Take the right attitude, do not risk the legal privilege of the client and EY and are not driven by traditional methods; but instead incorporate a traditional approach within a modern framework, will benefit from this ABS move.
Firms such as EY are not seeking to replace law firms, they simply cannot. It is merely the landscape that has shifted. Progressive models such as Riverview Law's barrister led model fit this new, fresh outlook perfectly.
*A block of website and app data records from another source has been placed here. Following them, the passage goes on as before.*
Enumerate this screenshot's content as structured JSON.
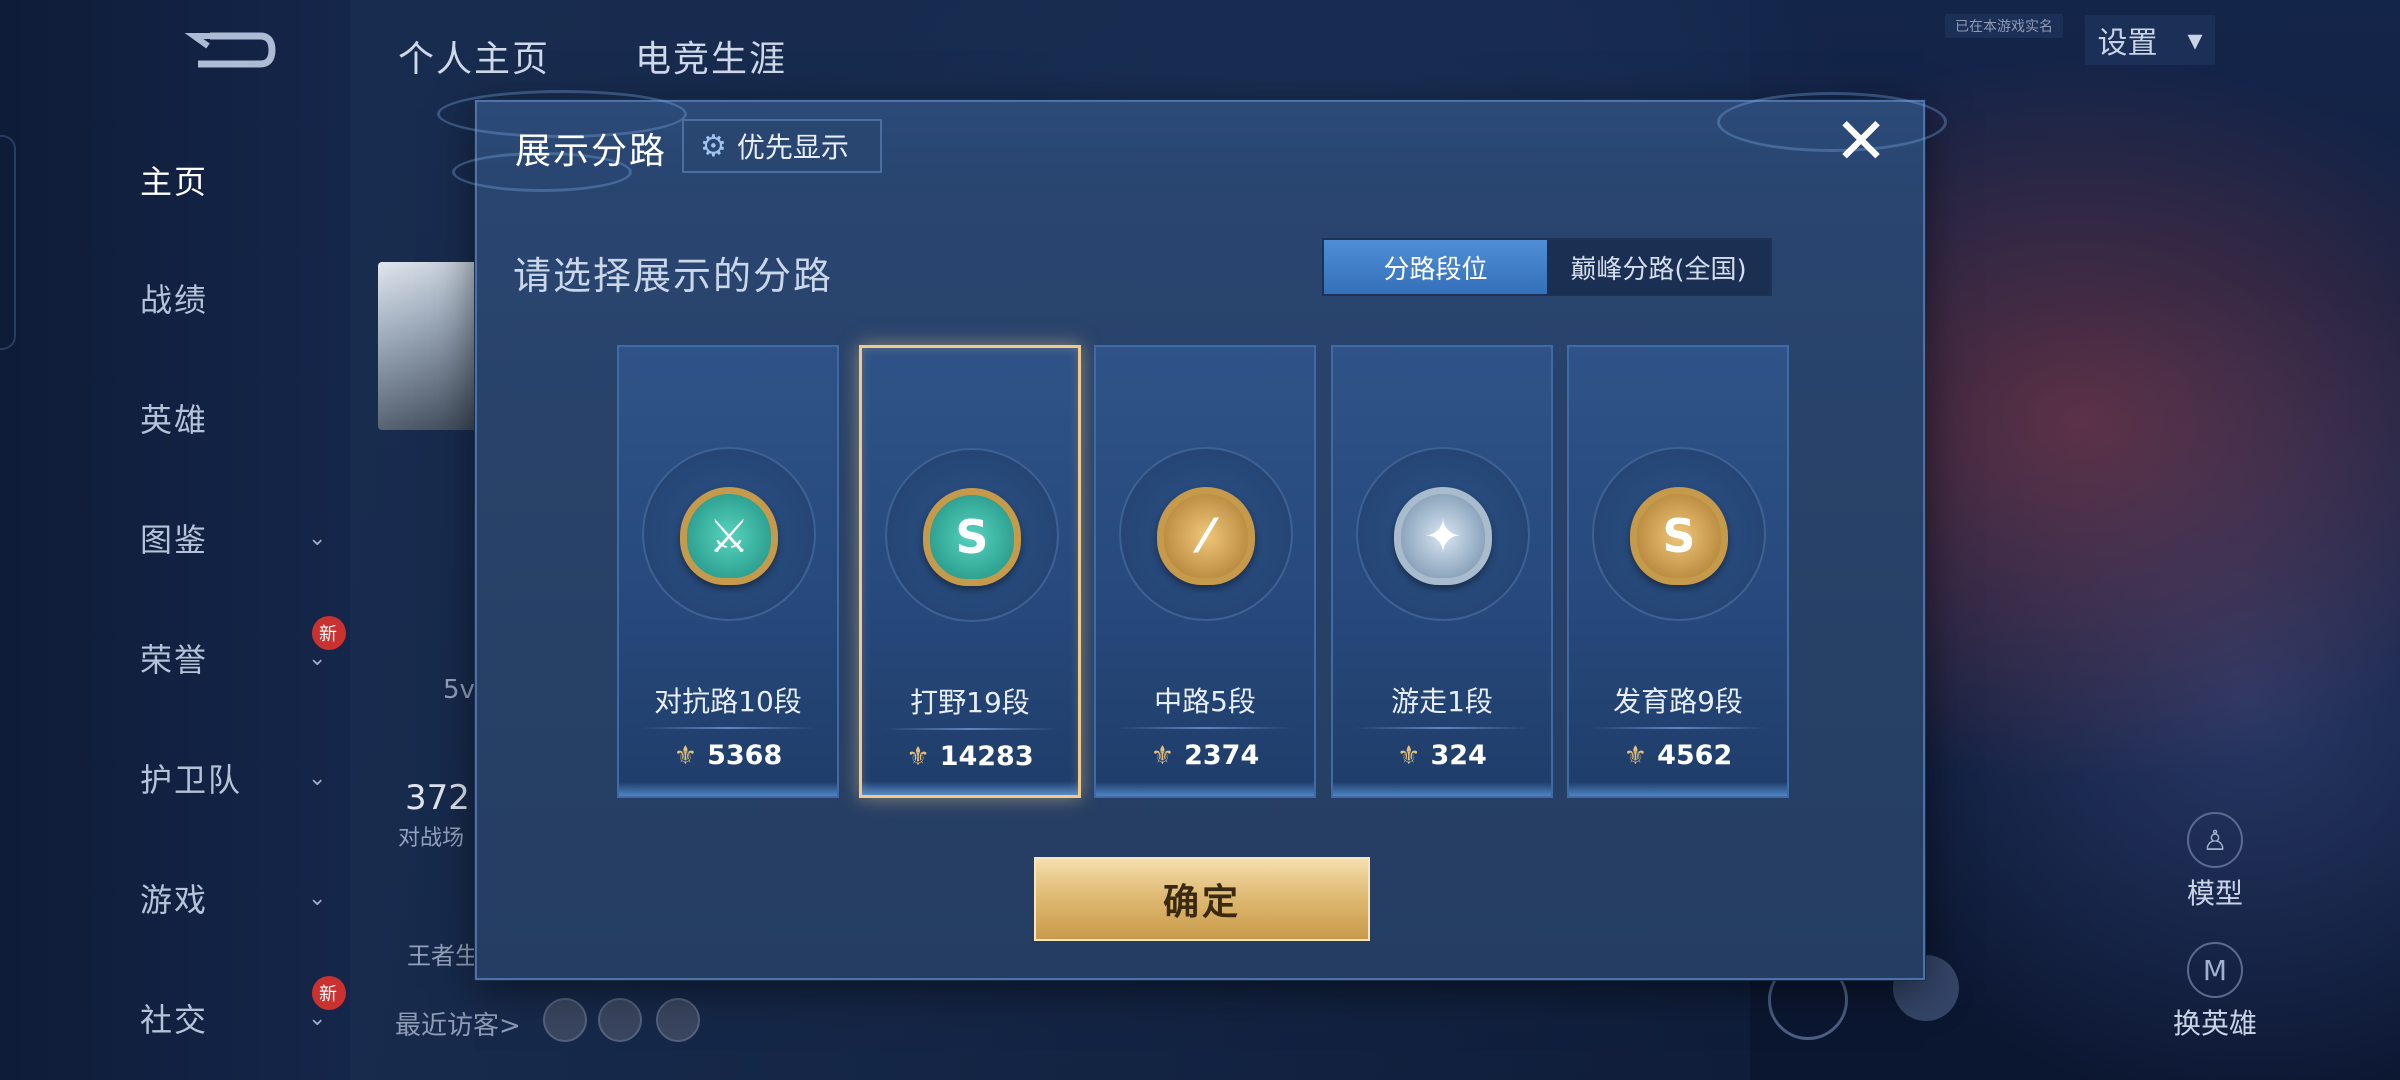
{
  "nav": {
    "items": [
      {
        "label": "主页",
        "active": true,
        "chevron": false,
        "badge": ""
      },
      {
        "label": "战绩",
        "active": false,
        "chevron": false,
        "badge": ""
      },
      {
        "label": "英雄",
        "active": false,
        "chevron": false,
        "badge": ""
      },
      {
        "label": "图鉴",
        "active": false,
        "chevron": true,
        "badge": ""
      },
      {
        "label": "荣誉",
        "active": false,
        "chevron": true,
        "badge": "新"
      },
      {
        "label": "护卫队",
        "active": false,
        "chevron": true,
        "badge": ""
      },
      {
        "label": "游戏",
        "active": false,
        "chevron": true,
        "badge": ""
      },
      {
        "label": "社交",
        "active": false,
        "chevron": true,
        "badge": "新"
      }
    ]
  },
  "header": {
    "tabs": [
      "个人主页",
      "电竞生涯"
    ],
    "settings_label": "设置",
    "tiny_tag": "已在本游戏实名"
  },
  "background": {
    "partial_texts": [
      "5v",
      "372",
      "对战场",
      "王者生"
    ],
    "recent_visitors_label": "最近访客>"
  },
  "side_actions": {
    "model_label": "模型",
    "change_hero_label": "换英雄"
  },
  "modal": {
    "title": "展示分路",
    "priority_label": "优先显示",
    "close_symbol": "✕",
    "subtitle": "请选择展示的分路",
    "segments": [
      {
        "label": "分路段位",
        "active": true
      },
      {
        "label": "巅峰分路(全国)",
        "active": false
      }
    ],
    "lanes": [
      {
        "name": "对抗路10段",
        "score": "5368",
        "selected": false,
        "emblem": "sword-shield-icon",
        "glyph": "⚔",
        "style": "teal"
      },
      {
        "name": "打野19段",
        "score": "14283",
        "selected": true,
        "emblem": "dragon-icon",
        "glyph": "S",
        "style": "teal"
      },
      {
        "name": "中路5段",
        "score": "2374",
        "selected": false,
        "emblem": "staff-icon",
        "glyph": "⁄",
        "style": "gold"
      },
      {
        "name": "游走1段",
        "score": "324",
        "selected": false,
        "emblem": "wings-icon",
        "glyph": "✦",
        "style": "silver"
      },
      {
        "name": "发育路9段",
        "score": "4562",
        "selected": false,
        "emblem": "arrow-icon",
        "glyph": "S",
        "style": "gold"
      }
    ],
    "confirm_label": "确定"
  }
}
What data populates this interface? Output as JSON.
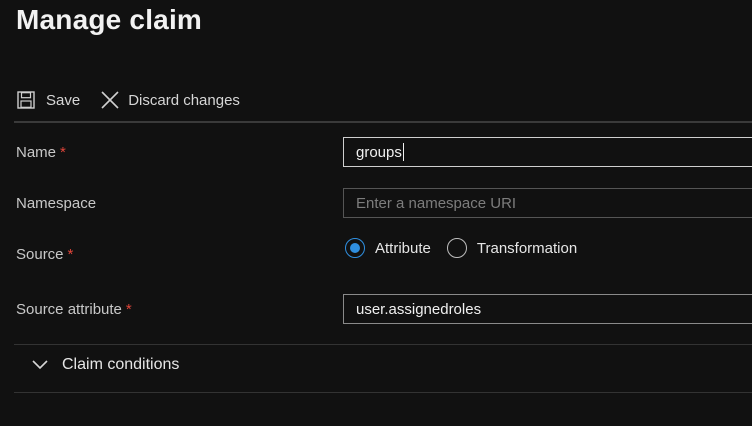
{
  "page": {
    "title": "Manage claim"
  },
  "toolbar": {
    "save_label": "Save",
    "discard_label": "Discard changes"
  },
  "form": {
    "name": {
      "label": "Name",
      "required_mark": "*",
      "value": "groups"
    },
    "namespace": {
      "label": "Namespace",
      "placeholder": "Enter a namespace URI",
      "value": ""
    },
    "source": {
      "label": "Source",
      "required_mark": "*",
      "options": [
        {
          "label": "Attribute",
          "selected": true
        },
        {
          "label": "Transformation",
          "selected": false
        }
      ]
    },
    "source_attribute": {
      "label": "Source attribute",
      "required_mark": "*",
      "value": "user.assignedroles"
    }
  },
  "sections": {
    "claim_conditions": {
      "label": "Claim conditions",
      "expanded": false
    }
  },
  "colors": {
    "accent": "#2f8fe0",
    "required": "#e0453a",
    "background": "#111111"
  }
}
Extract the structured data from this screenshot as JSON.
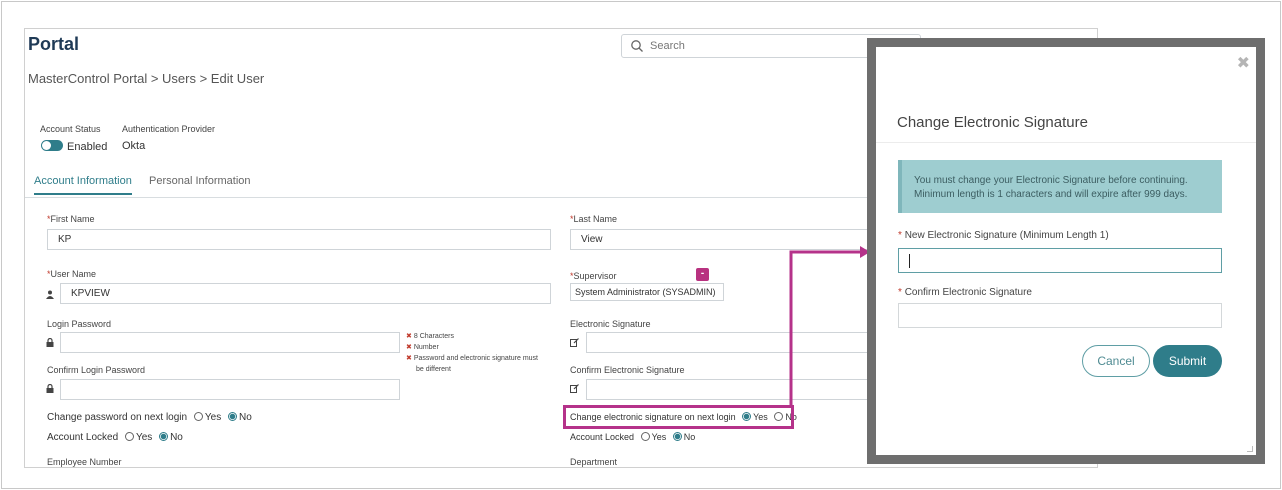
{
  "app": {
    "brand": "Portal",
    "search_placeholder": "Search"
  },
  "breadcrumb": "MasterControl Portal > Users > Edit User",
  "account": {
    "status_label": "Account Status",
    "status_value": "Enabled",
    "auth_label": "Authentication Provider",
    "auth_value": "Okta"
  },
  "tabs": [
    "Account Information",
    "Personal Information"
  ],
  "form": {
    "first_name_label": "First Name",
    "first_name_value": "KP",
    "last_name_label": "Last Name",
    "last_name_value": "View",
    "user_name_label": "User Name",
    "user_name_value": "KPVIEW",
    "supervisor_label": "Supervisor",
    "supervisor_value": "System Administrator (SYSADMIN)",
    "supervisor_remove": "-",
    "login_password_label": "Login Password",
    "confirm_login_password_label": "Confirm Login Password",
    "password_rules": [
      "8 Characters",
      "Number",
      "Password and electronic signature must",
      "be different"
    ],
    "esig_label": "Electronic Signature",
    "confirm_esig_label": "Confirm Electronic Signature",
    "change_password_label": "Change password on next login",
    "change_esig_label": "Change electronic signature on next login",
    "account_locked_label": "Account Locked",
    "yes": "Yes",
    "no": "No",
    "employee_number_label": "Employee Number",
    "department_label": "Department",
    "required_mark": "*"
  },
  "modal": {
    "close": "✖",
    "title": "Change Electronic Signature",
    "alert_line1": "You must change your Electronic Signature before continuing.",
    "alert_line2": "Minimum length is 1 characters and will expire after 999 days.",
    "new_esig_label": "New Electronic Signature (Minimum Length 1)",
    "confirm_esig_label": "Confirm Electronic Signature",
    "cancel": "Cancel",
    "submit": "Submit"
  },
  "colors": {
    "accent": "#2f7d8a",
    "highlight": "#b5328a",
    "required": "#c0392b",
    "alert_bg": "#9ecdd0"
  },
  "icons": [
    "search-icon",
    "user-icon",
    "lock-icon",
    "edit-icon",
    "close-icon",
    "x-mark-icon"
  ]
}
EY became the third of the ‘big four’ to be granted an alternative business structure licence by the Solicitors Regulation Authority in 2014 along with PwC Legal and KPMG. EY said at the time it expected to have a legal presence in more than 80 jurisdictions by 2017. ‘Even the biggest magic circle firms have a footprint in about 20 jurisdictions. We do other assignments where we’re covering 70 jurisdictions,’ Matthew Kellett (head of legal) said. At present the UK team has more than 40 lawyers, with plans to grow to 60 by the end of June. Goodstone said the UK team ‘should be something like 150 people or maybe more’ by 2020. The financial services legal team could grow to 75-100 lawyers